Jeffrey Ouellette named NASA Earth and Space Fellow
Jeffrey Ouellette, a PhD student in electrical and computer engineering, has been awarded a $30,000 NASA Earth and Space Science Fellowship (NESSF) for the 2011/2012 academic year.
The fellowship was awarded based on a review of Ouellette’s research project, Empirical Studies of Soil Moisture Estimation Using L-Band Radar Systems. The focus of this proposed project is to support NASA's Soil Moisture Active/Passive (SMAP) mission currently scheduled for launch in 2014. The mission will provide global, high-resolution soil moisture and freeze-thaw data, available for public use, through use of a combined L-band radar-radiometer system. Ouellette’s goal is to provide an empirical analysis of the radar algorithms currently in place and foster the refinement of these algorithms to provide more accurate soil moisture predictions. Aforementioned data sets include those available from Japan's PALSAR satellite, which is already in orbit, as well as NASA's own UAVSAR, a frequently-used airplane-mounted instrumentation.

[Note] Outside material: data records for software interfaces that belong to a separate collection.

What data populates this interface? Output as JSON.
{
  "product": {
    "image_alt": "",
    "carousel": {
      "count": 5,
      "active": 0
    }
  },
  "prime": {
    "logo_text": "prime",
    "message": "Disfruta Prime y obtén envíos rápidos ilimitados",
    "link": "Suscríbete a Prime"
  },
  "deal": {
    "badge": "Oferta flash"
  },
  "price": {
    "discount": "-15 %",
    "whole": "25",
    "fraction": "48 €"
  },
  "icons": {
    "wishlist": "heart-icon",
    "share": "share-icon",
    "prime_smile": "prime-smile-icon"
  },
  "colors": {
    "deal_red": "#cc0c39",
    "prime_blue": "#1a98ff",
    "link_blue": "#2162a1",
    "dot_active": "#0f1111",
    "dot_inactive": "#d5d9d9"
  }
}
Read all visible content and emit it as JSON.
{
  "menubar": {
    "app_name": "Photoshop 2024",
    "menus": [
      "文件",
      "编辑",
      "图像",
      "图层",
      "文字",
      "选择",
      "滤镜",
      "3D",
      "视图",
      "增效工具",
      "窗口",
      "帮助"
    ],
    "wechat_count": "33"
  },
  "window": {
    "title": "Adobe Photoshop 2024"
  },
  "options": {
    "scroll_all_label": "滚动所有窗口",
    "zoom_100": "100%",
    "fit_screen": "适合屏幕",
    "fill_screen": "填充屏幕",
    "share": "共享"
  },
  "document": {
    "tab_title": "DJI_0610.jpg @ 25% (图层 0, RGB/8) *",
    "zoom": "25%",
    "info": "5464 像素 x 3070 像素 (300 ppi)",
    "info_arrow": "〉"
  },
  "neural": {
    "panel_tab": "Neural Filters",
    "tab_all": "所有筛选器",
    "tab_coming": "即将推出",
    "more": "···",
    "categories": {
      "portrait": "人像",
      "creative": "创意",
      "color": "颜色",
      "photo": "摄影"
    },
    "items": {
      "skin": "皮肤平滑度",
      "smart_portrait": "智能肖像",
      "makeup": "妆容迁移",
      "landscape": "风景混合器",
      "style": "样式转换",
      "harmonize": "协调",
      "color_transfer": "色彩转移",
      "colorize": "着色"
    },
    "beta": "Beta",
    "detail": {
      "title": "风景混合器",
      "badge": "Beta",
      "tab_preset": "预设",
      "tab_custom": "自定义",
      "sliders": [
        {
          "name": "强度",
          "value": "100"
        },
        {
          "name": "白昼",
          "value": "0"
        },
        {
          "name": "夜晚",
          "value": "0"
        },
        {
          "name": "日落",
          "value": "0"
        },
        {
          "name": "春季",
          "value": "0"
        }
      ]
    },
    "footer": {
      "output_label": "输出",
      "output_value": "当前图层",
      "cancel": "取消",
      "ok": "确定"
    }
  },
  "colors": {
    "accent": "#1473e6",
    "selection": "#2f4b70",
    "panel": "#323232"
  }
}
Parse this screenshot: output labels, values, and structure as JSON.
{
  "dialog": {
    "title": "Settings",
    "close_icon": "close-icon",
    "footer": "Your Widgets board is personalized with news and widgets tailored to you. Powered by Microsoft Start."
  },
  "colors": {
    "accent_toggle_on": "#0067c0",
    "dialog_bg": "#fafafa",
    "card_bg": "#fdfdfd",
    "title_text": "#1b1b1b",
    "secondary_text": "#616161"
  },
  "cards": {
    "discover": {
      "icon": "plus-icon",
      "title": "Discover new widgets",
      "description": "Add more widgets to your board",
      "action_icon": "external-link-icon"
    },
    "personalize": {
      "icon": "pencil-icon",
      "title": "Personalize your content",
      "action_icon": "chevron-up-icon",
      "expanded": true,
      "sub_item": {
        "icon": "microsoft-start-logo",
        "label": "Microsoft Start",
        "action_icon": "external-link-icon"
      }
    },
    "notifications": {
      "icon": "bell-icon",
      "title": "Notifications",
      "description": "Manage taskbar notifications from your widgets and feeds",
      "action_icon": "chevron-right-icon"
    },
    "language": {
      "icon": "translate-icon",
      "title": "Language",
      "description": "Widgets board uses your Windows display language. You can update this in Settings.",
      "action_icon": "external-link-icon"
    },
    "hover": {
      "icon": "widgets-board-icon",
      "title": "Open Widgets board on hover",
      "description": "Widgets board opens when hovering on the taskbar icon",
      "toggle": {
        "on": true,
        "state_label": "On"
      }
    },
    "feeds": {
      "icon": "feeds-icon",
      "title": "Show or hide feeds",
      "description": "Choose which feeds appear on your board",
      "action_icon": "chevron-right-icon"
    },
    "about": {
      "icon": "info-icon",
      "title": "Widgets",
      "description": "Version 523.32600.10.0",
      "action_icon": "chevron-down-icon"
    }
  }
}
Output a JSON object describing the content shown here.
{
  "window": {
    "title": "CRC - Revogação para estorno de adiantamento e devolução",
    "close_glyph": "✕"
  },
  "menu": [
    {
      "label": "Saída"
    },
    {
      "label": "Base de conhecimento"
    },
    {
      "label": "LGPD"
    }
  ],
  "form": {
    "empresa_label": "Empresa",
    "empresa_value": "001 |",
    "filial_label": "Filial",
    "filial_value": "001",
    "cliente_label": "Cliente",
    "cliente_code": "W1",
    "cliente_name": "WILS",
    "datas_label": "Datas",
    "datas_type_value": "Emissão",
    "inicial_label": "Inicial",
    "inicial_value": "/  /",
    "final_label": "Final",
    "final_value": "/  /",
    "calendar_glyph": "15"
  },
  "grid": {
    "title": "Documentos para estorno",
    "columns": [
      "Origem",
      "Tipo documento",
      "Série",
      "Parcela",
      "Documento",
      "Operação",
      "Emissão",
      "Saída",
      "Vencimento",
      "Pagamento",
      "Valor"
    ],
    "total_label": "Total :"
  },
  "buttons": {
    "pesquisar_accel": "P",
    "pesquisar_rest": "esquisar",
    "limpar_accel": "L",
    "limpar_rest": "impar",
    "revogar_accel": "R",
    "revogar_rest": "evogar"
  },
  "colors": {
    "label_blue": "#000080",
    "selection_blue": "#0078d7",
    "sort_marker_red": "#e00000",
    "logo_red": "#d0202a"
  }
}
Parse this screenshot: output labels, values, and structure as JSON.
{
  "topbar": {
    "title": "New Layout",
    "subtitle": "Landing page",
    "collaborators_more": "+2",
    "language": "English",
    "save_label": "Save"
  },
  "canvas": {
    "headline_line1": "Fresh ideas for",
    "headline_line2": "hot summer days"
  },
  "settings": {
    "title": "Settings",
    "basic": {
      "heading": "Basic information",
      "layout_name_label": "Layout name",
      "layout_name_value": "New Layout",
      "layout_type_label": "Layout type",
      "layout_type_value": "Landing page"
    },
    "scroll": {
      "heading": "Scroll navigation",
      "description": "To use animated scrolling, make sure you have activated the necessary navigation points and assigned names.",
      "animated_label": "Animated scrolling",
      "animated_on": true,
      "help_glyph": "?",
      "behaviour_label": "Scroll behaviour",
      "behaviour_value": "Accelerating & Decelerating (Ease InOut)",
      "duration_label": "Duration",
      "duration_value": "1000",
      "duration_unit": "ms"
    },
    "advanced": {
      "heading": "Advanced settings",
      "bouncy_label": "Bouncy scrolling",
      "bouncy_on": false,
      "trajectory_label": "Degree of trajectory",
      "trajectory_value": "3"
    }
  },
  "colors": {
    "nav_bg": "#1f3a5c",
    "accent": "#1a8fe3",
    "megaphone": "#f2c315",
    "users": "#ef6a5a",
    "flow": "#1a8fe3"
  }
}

Jeffrey Ouellette is a graduate research associate at the Ohio State ElectroScience Laboratory who conducts research in microwave remote sensing, propagation and electromagnetic wave theory. His advisor is Joel Johnson, professor of electrical and computer engineering. Ouellette received his bachelor’s degree from Western New England College where he also received the William G. Bradley award. He is a member of IEEE and the Tau Beta Pi engineering honors society.
The NESSF program helps ensure continued training of a highly qualified workforce in disciplines needed to achieve NASA’s scientific goals. A total of 331 NESSF applications were received for 2011/2012; out of which NASA offered 57 awards.